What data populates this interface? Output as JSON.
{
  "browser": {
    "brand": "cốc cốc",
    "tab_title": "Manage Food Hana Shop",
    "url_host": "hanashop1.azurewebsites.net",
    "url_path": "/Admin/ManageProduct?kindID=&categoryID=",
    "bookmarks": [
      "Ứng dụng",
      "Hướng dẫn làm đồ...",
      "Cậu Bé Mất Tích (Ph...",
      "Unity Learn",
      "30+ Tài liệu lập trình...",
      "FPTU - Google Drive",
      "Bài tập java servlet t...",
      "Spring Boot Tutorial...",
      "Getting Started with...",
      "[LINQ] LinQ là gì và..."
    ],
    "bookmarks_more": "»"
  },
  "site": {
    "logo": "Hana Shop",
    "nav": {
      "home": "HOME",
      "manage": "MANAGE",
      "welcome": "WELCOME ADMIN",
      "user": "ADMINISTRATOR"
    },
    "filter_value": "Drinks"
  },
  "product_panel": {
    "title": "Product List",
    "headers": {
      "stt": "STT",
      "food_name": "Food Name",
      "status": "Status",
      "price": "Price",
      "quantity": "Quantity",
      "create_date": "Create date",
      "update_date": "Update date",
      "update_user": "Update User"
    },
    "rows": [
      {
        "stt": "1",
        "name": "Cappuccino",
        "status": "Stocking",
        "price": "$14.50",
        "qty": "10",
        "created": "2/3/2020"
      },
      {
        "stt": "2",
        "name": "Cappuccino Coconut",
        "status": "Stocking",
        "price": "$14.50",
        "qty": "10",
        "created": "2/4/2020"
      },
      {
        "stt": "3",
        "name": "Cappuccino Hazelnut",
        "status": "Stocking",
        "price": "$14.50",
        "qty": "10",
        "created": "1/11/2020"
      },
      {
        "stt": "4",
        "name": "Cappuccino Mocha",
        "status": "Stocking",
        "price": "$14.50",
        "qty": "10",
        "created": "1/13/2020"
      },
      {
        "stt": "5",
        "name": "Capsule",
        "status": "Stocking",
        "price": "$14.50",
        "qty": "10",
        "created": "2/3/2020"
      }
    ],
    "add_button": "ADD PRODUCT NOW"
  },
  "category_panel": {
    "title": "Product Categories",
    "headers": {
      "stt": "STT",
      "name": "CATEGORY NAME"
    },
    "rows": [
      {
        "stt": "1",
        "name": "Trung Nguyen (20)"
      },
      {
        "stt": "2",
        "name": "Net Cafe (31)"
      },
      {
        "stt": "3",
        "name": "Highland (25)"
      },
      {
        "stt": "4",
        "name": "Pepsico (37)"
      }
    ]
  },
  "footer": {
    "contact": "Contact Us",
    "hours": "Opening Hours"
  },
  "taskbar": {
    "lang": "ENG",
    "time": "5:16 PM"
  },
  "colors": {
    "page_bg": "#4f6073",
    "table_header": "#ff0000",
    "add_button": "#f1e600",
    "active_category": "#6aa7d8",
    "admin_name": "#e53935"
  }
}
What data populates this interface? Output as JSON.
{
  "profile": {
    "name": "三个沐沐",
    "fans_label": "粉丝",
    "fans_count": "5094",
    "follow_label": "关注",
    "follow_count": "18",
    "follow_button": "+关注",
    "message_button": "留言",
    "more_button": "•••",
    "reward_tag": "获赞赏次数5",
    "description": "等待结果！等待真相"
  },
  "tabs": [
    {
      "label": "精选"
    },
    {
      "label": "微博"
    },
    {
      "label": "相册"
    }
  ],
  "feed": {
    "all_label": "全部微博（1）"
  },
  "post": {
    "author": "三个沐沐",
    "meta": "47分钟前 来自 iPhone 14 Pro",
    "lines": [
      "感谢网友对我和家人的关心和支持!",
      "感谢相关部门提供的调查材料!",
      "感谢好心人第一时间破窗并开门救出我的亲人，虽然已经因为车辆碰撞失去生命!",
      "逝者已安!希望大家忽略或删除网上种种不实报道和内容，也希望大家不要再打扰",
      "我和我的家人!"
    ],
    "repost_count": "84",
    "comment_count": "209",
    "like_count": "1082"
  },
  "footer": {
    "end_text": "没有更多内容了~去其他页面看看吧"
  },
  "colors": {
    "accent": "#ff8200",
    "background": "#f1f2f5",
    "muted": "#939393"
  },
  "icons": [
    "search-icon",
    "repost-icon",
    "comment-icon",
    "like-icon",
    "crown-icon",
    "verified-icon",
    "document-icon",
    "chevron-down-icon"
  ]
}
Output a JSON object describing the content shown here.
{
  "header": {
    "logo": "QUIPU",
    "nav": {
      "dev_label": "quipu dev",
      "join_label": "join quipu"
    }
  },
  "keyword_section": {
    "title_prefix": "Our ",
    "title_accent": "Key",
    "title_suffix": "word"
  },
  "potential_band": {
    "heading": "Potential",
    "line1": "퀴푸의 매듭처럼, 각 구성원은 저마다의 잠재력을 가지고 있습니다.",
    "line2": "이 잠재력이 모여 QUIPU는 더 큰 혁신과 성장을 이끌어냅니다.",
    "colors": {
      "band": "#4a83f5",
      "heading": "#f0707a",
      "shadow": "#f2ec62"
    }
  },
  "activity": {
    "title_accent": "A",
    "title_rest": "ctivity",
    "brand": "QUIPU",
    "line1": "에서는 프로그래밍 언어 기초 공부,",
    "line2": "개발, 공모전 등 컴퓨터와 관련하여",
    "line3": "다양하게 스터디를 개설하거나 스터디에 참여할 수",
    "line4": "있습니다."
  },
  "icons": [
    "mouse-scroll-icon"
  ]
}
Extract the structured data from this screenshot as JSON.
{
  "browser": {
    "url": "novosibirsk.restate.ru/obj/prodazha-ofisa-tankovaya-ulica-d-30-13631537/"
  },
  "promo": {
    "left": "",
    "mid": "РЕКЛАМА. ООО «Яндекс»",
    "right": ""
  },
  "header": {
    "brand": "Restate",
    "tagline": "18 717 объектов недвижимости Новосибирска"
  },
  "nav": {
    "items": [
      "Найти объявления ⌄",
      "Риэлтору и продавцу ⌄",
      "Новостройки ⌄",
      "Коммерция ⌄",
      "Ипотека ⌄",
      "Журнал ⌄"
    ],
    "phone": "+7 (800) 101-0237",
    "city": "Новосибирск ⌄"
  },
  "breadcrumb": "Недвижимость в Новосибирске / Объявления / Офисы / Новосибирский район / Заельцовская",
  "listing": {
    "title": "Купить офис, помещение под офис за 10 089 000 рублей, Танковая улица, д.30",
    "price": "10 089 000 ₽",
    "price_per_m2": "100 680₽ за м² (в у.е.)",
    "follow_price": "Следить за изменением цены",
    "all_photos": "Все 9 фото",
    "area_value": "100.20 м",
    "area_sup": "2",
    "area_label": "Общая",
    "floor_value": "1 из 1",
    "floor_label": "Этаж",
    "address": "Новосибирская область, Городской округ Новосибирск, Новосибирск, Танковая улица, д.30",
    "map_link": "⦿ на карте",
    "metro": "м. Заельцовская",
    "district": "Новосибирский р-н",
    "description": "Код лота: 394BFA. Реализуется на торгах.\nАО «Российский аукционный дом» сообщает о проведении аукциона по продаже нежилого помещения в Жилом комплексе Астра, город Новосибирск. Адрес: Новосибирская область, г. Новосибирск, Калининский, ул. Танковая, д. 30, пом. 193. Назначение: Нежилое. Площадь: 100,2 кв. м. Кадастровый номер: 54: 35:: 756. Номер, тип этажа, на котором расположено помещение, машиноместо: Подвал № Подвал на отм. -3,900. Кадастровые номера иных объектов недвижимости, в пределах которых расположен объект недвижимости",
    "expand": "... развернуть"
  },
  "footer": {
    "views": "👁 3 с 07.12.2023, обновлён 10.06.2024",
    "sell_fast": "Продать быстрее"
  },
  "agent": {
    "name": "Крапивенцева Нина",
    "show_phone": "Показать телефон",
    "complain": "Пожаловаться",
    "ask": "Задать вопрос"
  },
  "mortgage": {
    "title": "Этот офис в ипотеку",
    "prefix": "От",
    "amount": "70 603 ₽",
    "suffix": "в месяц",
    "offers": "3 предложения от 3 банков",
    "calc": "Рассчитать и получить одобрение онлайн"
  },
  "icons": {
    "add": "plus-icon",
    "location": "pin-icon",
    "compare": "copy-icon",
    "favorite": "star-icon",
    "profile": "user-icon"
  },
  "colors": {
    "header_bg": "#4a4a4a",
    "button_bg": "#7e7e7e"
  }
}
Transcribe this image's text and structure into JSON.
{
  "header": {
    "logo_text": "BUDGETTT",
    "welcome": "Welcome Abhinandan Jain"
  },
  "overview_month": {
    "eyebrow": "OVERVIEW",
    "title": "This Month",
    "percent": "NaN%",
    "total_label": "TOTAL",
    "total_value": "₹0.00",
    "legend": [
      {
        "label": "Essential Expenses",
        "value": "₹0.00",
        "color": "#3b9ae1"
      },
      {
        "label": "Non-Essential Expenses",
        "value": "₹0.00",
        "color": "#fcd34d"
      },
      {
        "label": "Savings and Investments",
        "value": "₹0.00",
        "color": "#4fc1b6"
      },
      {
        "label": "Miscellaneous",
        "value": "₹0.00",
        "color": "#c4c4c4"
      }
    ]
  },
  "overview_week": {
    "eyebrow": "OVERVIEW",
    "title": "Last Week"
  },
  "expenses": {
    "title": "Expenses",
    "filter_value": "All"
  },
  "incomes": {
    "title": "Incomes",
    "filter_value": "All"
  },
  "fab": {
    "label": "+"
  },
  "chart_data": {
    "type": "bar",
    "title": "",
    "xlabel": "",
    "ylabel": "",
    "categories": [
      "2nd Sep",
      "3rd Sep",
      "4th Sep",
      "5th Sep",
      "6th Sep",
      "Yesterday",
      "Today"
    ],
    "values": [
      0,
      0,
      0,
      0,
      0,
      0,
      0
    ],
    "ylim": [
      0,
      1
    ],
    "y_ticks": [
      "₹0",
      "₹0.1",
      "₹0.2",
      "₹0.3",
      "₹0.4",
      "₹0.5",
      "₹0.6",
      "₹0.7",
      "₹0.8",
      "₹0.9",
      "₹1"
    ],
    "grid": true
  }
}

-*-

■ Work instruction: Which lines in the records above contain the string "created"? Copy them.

■ Solution to this exercise:
        "created": "2/3/2020"
        "created": "2/4/2020"
        "created": "1/11/2020"
        "created": "1/13/2020"
        "created": "2/3/2020"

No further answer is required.